SOURCE DATA ::

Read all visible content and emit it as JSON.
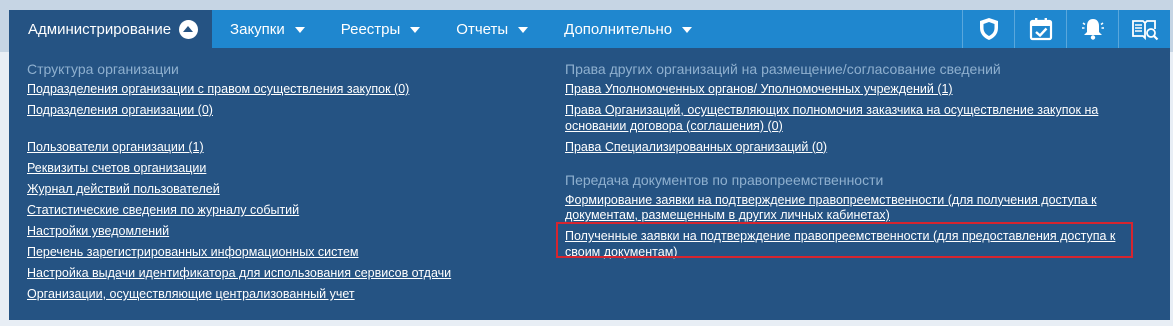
{
  "nav": {
    "items": [
      {
        "label": "Администрирование"
      },
      {
        "label": "Закупки"
      },
      {
        "label": "Реестры"
      },
      {
        "label": "Отчеты"
      },
      {
        "label": "Дополнительно"
      }
    ],
    "icons": [
      "shield-icon",
      "calendar-check-icon",
      "bell-icon",
      "book-search-icon"
    ]
  },
  "left": {
    "section_title": "Структура организации",
    "group1": [
      "Подразделения организации с правом осуществления закупок (0)",
      "Подразделения организации (0)"
    ],
    "group2": [
      "Пользователи организации (1)",
      "Реквизиты счетов организации",
      "Журнал действий пользователей",
      "Статистические сведения по журналу событий",
      "Настройки уведомлений",
      "Перечень зарегистрированных информационных систем",
      "Настройка выдачи идентификатора для использования сервисов отдачи",
      "Организации, осуществляющие централизованный учет"
    ]
  },
  "right": {
    "section1_title": "Права других организаций на размещение/согласование сведений",
    "section1_links": [
      "Права Уполномоченных органов/ Уполномоченных учреждений (1)",
      "Права Организаций, осуществляющих полномочия заказчика на осуществление закупок на основании договора (соглашения) (0)",
      "Права Специализированных организаций (0)"
    ],
    "section2_title": "Передача документов по правопреемственности",
    "section2_links": [
      "Формирование заявки на подтверждение правопреемственности (для получения доступа к документам, размещенным в других личных кабинетах)",
      "Полученные заявки на подтверждение правопреемственности (для предоставления доступа к своим документам)"
    ]
  },
  "colors": {
    "nav_bg": "#1f87cf",
    "active_bg": "#255383",
    "panel_bg": "#255383",
    "section_title": "#8fb0cf",
    "highlight": "#d6252f"
  }
}
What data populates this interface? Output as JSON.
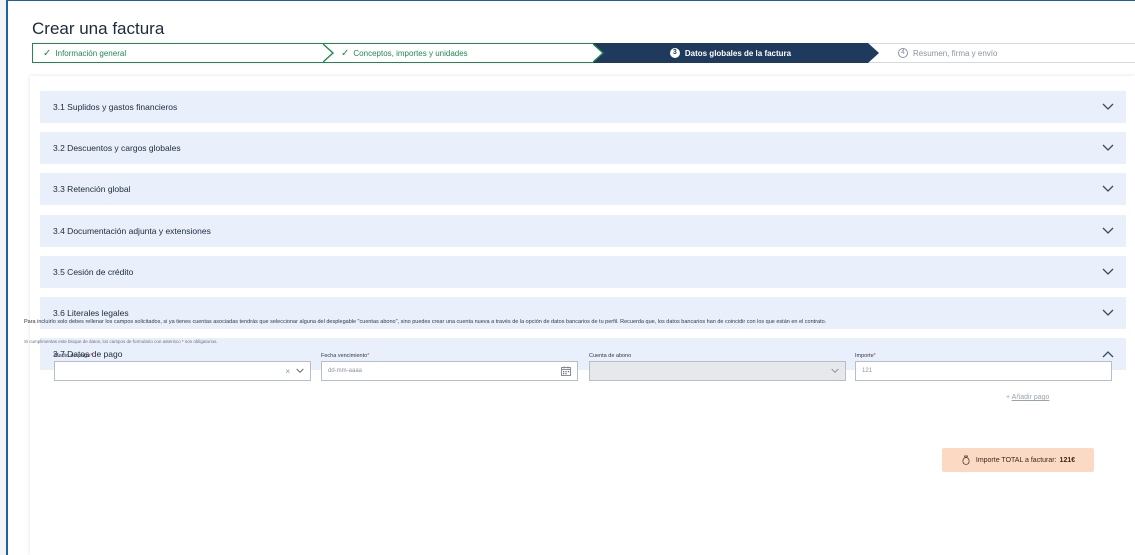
{
  "page": {
    "title": "Crear una factura"
  },
  "stepper": {
    "steps": [
      {
        "label": "Información general",
        "state": "done",
        "icon": "check-icon"
      },
      {
        "label": "Conceptos, importes y unidades",
        "state": "done",
        "icon": "check-icon"
      },
      {
        "label": "Datos globales de la factura",
        "state": "active",
        "number": "3"
      },
      {
        "label": "Resumen, firma y envío",
        "state": "pending",
        "number": "4"
      }
    ]
  },
  "sections": [
    {
      "label": "3.1 Suplidos y gastos financieros",
      "expanded": false
    },
    {
      "label": "3.2 Descuentos y cargos globales",
      "expanded": false
    },
    {
      "label": "3.3 Retención global",
      "expanded": false
    },
    {
      "label": "3.4 Documentación adjunta y extensiones",
      "expanded": false
    },
    {
      "label": "3.5 Cesión de crédito",
      "expanded": false
    },
    {
      "label": "3.6 Literales legales",
      "expanded": false
    },
    {
      "label": "3.7 Datos de pago",
      "expanded": true
    }
  ],
  "payment": {
    "intro": "Para incluirlo solo debes rellenar los campos solicitados, si ya tienes cuentas asociadas tendrás que seleccionar alguna del desplegable \"cuentas abono\", sino puedes crear una cuenta nueva a través de la opción de datos bancarios de tu perfil. Recuerda que, los datos bancarios han de coincidir con los que están en el contrato.",
    "note_prefix": "Si cumplimentas este bloque de datos, los campos de formulario con asterisco",
    "note_asterisk": "*",
    "note_suffix": "son obligatorios.",
    "fields": {
      "medio_label": "Medio de pago",
      "fecha_label": "Fecha vencimiento",
      "cuenta_label": "Cuenta de abono",
      "importe_label": "Importe",
      "asterisk": "*",
      "fecha_placeholder": "dd-mm-aaaa",
      "importe_placeholder": "121"
    },
    "add_label": "Añadir pago"
  },
  "total": {
    "label": "Importe TOTAL a facturar:",
    "amount": "121€"
  },
  "colors": {
    "accent_done": "#1f8a4c",
    "accent_active": "#1f3a5c",
    "section_bg": "#eaf0fb",
    "total_bg": "#fbd9c2",
    "required": "#d1363c"
  }
}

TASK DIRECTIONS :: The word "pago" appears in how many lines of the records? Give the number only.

RESPONSE TO THIS TASK :: 3